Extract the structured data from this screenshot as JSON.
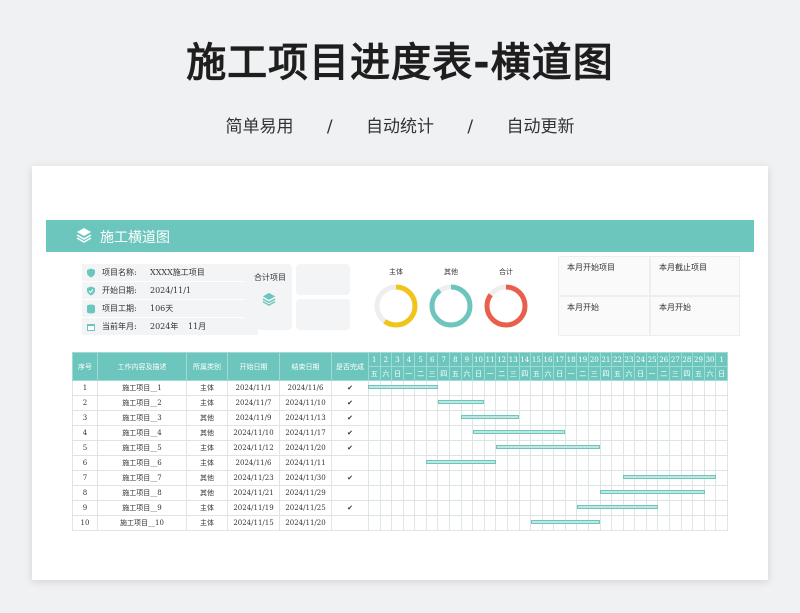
{
  "hero": {
    "title": "施工项目进度表-横道图",
    "subtitle": [
      "简单易用",
      "/",
      "自动统计",
      "/",
      "自动更新"
    ]
  },
  "banner": {
    "title": "施工横道图",
    "icon": "layers-icon"
  },
  "info": [
    {
      "label": "项目名称:",
      "value": "XXXX施工项目",
      "icon": "shield-icon"
    },
    {
      "label": "开始日期:",
      "value": "2024/11/1",
      "icon": "check-shield-icon"
    },
    {
      "label": "项目工期:",
      "value": "106天",
      "icon": "database-icon"
    },
    {
      "label": "当前年月:",
      "value": "2024年",
      "value2": "11月",
      "icon": "calendar-icon"
    }
  ],
  "summary": {
    "label": "合计项目",
    "icon": "layers-icon"
  },
  "donuts": [
    {
      "label": "主体",
      "color": "#f0c419",
      "fraction": 0.6
    },
    {
      "label": "其他",
      "color": "#6cc6bd",
      "fraction": 0.9
    },
    {
      "label": "合计",
      "color": "#e8604c",
      "fraction": 0.85
    }
  ],
  "month_boxes": [
    "本月开始项目",
    "本月截止项目",
    "本月开始",
    "本月开始"
  ],
  "colors": {
    "accent": "#6cc6bd",
    "bar": "#bfe7e2"
  },
  "table": {
    "headers": [
      "序号",
      "工作内容及描述",
      "所属类别",
      "开始日期",
      "结束日期",
      "是否完成"
    ],
    "days": [
      "1",
      "2",
      "3",
      "4",
      "5",
      "6",
      "7",
      "8",
      "9",
      "10",
      "11",
      "12",
      "13",
      "14",
      "15",
      "16",
      "17",
      "18",
      "19",
      "20",
      "21",
      "22",
      "23",
      "24",
      "25",
      "26",
      "27",
      "28",
      "29",
      "30",
      "1"
    ],
    "weekdays": [
      "五",
      "六",
      "日",
      "一",
      "二",
      "三",
      "四",
      "五",
      "六",
      "日",
      "一",
      "二",
      "三",
      "四",
      "五",
      "六",
      "日",
      "一",
      "二",
      "三",
      "四",
      "五",
      "六",
      "日",
      "一",
      "二",
      "三",
      "四",
      "五",
      "六",
      "日"
    ],
    "rows": [
      {
        "no": "1",
        "task": "施工项目__1",
        "cat": "主体",
        "start": "2024/11/1",
        "end": "2024/11/6",
        "done": "✔",
        "s": 1,
        "e": 6
      },
      {
        "no": "2",
        "task": "施工项目__2",
        "cat": "主体",
        "start": "2024/11/7",
        "end": "2024/11/10",
        "done": "✔",
        "s": 7,
        "e": 10
      },
      {
        "no": "3",
        "task": "施工项目__3",
        "cat": "其他",
        "start": "2024/11/9",
        "end": "2024/11/13",
        "done": "✔",
        "s": 9,
        "e": 13
      },
      {
        "no": "4",
        "task": "施工项目__4",
        "cat": "其他",
        "start": "2024/11/10",
        "end": "2024/11/17",
        "done": "✔",
        "s": 10,
        "e": 17
      },
      {
        "no": "5",
        "task": "施工项目__5",
        "cat": "主体",
        "start": "2024/11/12",
        "end": "2024/11/20",
        "done": "✔",
        "s": 12,
        "e": 20
      },
      {
        "no": "6",
        "task": "施工项目__6",
        "cat": "主体",
        "start": "2024/11/6",
        "end": "2024/11/11",
        "done": "",
        "s": 6,
        "e": 11
      },
      {
        "no": "7",
        "task": "施工项目__7",
        "cat": "其他",
        "start": "2024/11/23",
        "end": "2024/11/30",
        "done": "✔",
        "s": 23,
        "e": 30
      },
      {
        "no": "8",
        "task": "施工项目__8",
        "cat": "其他",
        "start": "2024/11/21",
        "end": "2024/11/29",
        "done": "",
        "s": 21,
        "e": 29
      },
      {
        "no": "9",
        "task": "施工项目__9",
        "cat": "主体",
        "start": "2024/11/19",
        "end": "2024/11/25",
        "done": "✔",
        "s": 19,
        "e": 25
      },
      {
        "no": "10",
        "task": "施工项目__10",
        "cat": "主体",
        "start": "2024/11/15",
        "end": "2024/11/20",
        "done": "",
        "s": 15,
        "e": 20
      }
    ]
  }
}
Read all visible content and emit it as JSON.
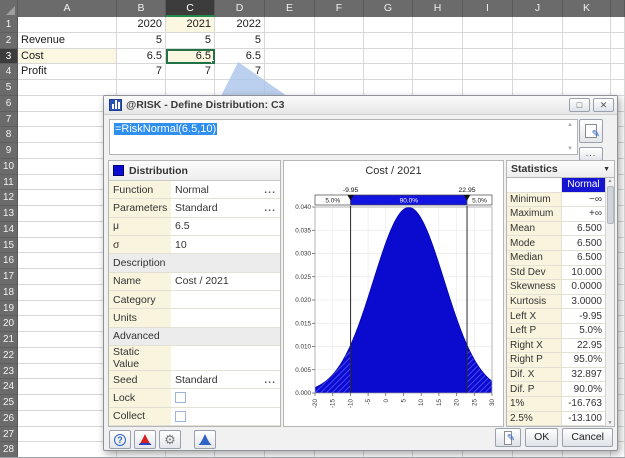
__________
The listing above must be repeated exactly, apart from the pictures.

Output of the task =
Extract the structured data from this screenshot as JSON.
{
  "hero": {
    "title": "施工项目进度表-横道图",
    "subtitle": [
      "简单易用",
      "/",
      "自动统计",
      "/",
      "自动更新"
    ]
  },
  "banner": {
    "title": "施工横道图",
    "icon": "layers-icon"
  },
  "info": [
    {
      "label": "项目名称:",
      "value": "XXXX施工项目",
      "icon": "shield-icon"
    },
    {
      "label": "开始日期:",
      "value": "2024/11/1",
      "icon": "check-shield-icon"
    },
    {
      "label": "项目工期:",
      "value": "106天",
      "icon": "database-icon"
    },
    {
      "label": "当前年月:",
      "value": "2024年",
      "value2": "11月",
      "icon": "calendar-icon"
    }
  ],
  "summary": {
    "label": "合计项目",
    "icon": "layers-icon"
  },
  "donuts": [
    {
      "label": "主体",
      "color": "#f0c419",
      "fraction": 0.6
    },
    {
      "label": "其他",
      "color": "#6cc6bd",
      "fraction": 0.9
    },
    {
      "label": "合计",
      "color": "#e8604c",
      "fraction": 0.85
    }
  ],
  "month_boxes": [
    "本月开始项目",
    "本月截止项目",
    "本月开始",
    "本月开始"
  ],
  "colors": {
    "accent": "#6cc6bd",
    "bar": "#bfe7e2"
  },
  "table": {
    "headers": [
      "序号",
      "工作内容及描述",
      "所属类别",
      "开始日期",
      "结束日期",
      "是否完成"
    ],
    "days": [
      "1",
      "2",
      "3",
      "4",
      "5",
      "6",
      "7",
      "8",
      "9",
      "10",
      "11",
      "12",
      "13",
      "14",
      "15",
      "16",
      "17",
      "18",
      "19",
      "20",
      "21",
      "22",
      "23",
      "24",
      "25",
      "26",
      "27",
      "28",
      "29",
      "30",
      "1"
    ],
    "weekdays": [
      "五",
      "六",
      "日",
      "一",
      "二",
      "三",
      "四",
      "五",
      "六",
      "日",
      "一",
      "二",
      "三",
      "四",
      "五",
      "六",
      "日",
      "一",
      "二",
      "三",
      "四",
      "五",
      "六",
      "日",
      "一",
      "二",
      "三",
      "四",
      "五",
      "六",
      "日"
    ],
    "rows": [
      {
        "no": "1",
        "task": "施工项目__1",
        "cat": "主体",
        "start": "2024/11/1",
        "end": "2024/11/6",
        "done": "✔",
        "s": 1,
        "e": 6
      },
      {
        "no": "2",
        "task": "施工项目__2",
        "cat": "主体",
        "start": "2024/11/7",
        "end": "2024/11/10",
        "done": "✔",
        "s": 7,
        "e": 10
      },
      {
        "no": "3",
        "task": "施工项目__3",
        "cat": "其他",
        "start": "2024/11/9",
        "end": "2024/11/13",
        "done": "✔",
        "s": 9,
        "e": 13
      },
      {
        "no": "4",
        "task": "施工项目__4",
        "cat": "其他",
        "start": "2024/11/10",
        "end": "2024/11/17",
        "done": "✔",
        "s": 10,
        "e": 17
      },
      {
        "no": "5",
        "task": "施工项目__5",
        "cat": "主体",
        "start": "2024/11/12",
        "end": "2024/11/20",
        "done": "✔",
        "s": 12,
        "e": 20
      },
      {
        "no": "6",
        "task": "施工项目__6",
        "cat": "主体",
        "start": "2024/11/6",
        "end": "2024/11/11",
        "done": "",
        "s": 6,
        "e": 11
      },
      {
        "no": "7",
        "task": "施工项目__7",
        "cat": "其他",
        "start": "2024/11/23",
        "end": "2024/11/30",
        "done": "✔",
        "s": 23,
        "e": 30
      },
      {
        "no": "8",
        "task": "施工项目__8",
        "cat": "其他",
        "start": "2024/11/21",
        "end": "2024/11/29",
        "done": "",
        "s": 21,
        "e": 29
      },
      {
        "no": "9",
        "task": "施工项目__9",
        "cat": "主体",
        "start": "2024/11/19",
        "end": "2024/11/25",
        "done": "✔",
        "s": 19,
        "e": 25
      },
      {
        "no": "10",
        "task": "施工项目__10",
        "cat": "主体",
        "start": "2024/11/15",
        "end": "2024/11/20",
        "done": "",
        "s": 15,
        "e": 20
      }
    ]
  }
}
Read all visible content and emit it as JSON.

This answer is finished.